──────── Task input ────────

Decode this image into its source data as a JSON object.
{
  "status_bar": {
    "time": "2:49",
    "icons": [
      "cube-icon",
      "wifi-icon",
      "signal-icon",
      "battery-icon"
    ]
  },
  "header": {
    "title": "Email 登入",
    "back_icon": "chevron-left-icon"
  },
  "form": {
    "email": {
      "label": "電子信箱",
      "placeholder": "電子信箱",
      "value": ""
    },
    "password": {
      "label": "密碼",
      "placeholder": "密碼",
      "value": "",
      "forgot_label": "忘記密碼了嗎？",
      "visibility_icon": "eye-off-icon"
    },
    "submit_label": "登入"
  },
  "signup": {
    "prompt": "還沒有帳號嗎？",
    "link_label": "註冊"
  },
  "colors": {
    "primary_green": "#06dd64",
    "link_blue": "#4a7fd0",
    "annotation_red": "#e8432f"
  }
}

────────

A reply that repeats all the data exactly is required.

Decode this image into its source data as a JSON object.
{
  "status_bar": {
    "time": "2:49",
    "icons": [
      "cube-icon",
      "wifi-icon",
      "signal-icon",
      "battery-icon"
    ]
  },
  "header": {
    "title": "Email 登入",
    "back_icon": "chevron-left-icon"
  },
  "form": {
    "email": {
      "label": "電子信箱",
      "placeholder": "電子信箱",
      "value": ""
    },
    "password": {
      "label": "密碼",
      "placeholder": "密碼",
      "value": "",
      "forgot_label": "忘記密碼了嗎？",
      "visibility_icon": "eye-off-icon"
    },
    "submit_label": "登入"
  },
  "signup": {
    "prompt": "還沒有帳號嗎？",
    "link_label": "註冊"
  },
  "colors": {
    "primary_green": "#06dd64",
    "link_blue": "#4a7fd0",
    "annotation_red": "#e8432f"
  }
}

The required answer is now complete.